[Start of Attachment]
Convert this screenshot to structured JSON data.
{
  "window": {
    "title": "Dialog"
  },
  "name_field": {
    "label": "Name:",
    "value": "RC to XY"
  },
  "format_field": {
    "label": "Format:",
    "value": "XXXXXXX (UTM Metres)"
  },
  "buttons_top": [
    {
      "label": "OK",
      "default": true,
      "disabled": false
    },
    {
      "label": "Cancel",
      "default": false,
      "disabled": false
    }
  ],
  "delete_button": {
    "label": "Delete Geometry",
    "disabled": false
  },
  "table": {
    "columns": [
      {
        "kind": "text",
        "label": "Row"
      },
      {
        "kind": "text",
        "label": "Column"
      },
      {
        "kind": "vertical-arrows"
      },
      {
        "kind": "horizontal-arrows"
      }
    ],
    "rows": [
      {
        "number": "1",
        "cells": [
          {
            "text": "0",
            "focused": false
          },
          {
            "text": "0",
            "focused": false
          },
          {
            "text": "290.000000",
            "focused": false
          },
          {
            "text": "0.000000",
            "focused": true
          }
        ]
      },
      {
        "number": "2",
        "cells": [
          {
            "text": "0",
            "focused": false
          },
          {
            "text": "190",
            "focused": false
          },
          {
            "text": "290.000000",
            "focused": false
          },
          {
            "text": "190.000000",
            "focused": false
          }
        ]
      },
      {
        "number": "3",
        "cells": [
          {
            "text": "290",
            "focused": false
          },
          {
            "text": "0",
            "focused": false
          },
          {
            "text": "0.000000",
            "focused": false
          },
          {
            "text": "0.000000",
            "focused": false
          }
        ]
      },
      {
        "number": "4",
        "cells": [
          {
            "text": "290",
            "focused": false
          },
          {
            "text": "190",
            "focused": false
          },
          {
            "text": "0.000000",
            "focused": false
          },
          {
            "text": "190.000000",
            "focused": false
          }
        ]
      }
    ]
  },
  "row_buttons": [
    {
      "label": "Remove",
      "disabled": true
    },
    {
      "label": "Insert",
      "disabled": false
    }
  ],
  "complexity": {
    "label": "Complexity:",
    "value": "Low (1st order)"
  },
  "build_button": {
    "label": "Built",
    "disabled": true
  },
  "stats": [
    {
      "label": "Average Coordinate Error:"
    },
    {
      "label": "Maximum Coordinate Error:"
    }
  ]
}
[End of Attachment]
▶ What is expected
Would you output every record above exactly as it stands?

▶ Reply to the task
Convert this screenshot to structured JSON data.
{
  "window": {
    "title": "Dialog"
  },
  "name_field": {
    "label": "Name:",
    "value": "RC to XY"
  },
  "format_field": {
    "label": "Format:",
    "value": "XXXXXXX (UTM Metres)"
  },
  "buttons_top": [
    {
      "label": "OK",
      "default": true,
      "disabled": false
    },
    {
      "label": "Cancel",
      "default": false,
      "disabled": false
    }
  ],
  "delete_button": {
    "label": "Delete Geometry",
    "disabled": false
  },
  "table": {
    "columns": [
      {
        "kind": "text",
        "label": "Row"
      },
      {
        "kind": "text",
        "label": "Column"
      },
      {
        "kind": "vertical-arrows"
      },
      {
        "kind": "horizontal-arrows"
      }
    ],
    "rows": [
      {
        "number": "1",
        "cells": [
          {
            "text": "0",
            "focused": false
          },
          {
            "text": "0",
            "focused": false
          },
          {
            "text": "290.000000",
            "focused": false
          },
          {
            "text": "0.000000",
            "focused": true
          }
        ]
      },
      {
        "number": "2",
        "cells": [
          {
            "text": "0",
            "focused": false
          },
          {
            "text": "190",
            "focused": false
          },
          {
            "text": "290.000000",
            "focused": false
          },
          {
            "text": "190.000000",
            "focused": false
          }
        ]
      },
      {
        "number": "3",
        "cells": [
          {
            "text": "290",
            "focused": false
          },
          {
            "text": "0",
            "focused": false
          },
          {
            "text": "0.000000",
            "focused": false
          },
          {
            "text": "0.000000",
            "focused": false
          }
        ]
      },
      {
        "number": "4",
        "cells": [
          {
            "text": "290",
            "focused": false
          },
          {
            "text": "190",
            "focused": false
          },
          {
            "text": "0.000000",
            "focused": false
          },
          {
            "text": "190.000000",
            "focused": false
          }
        ]
      }
    ]
  },
  "row_buttons": [
    {
      "label": "Remove",
      "disabled": true
    },
    {
      "label": "Insert",
      "disabled": false
    }
  ],
  "complexity": {
    "label": "Complexity:",
    "value": "Low (1st order)"
  },
  "build_button": {
    "label": "Built",
    "disabled": true
  },
  "stats": [
    {
      "label": "Average Coordinate Error:"
    },
    {
      "label": "Maximum Coordinate Error:"
    }
  ]
}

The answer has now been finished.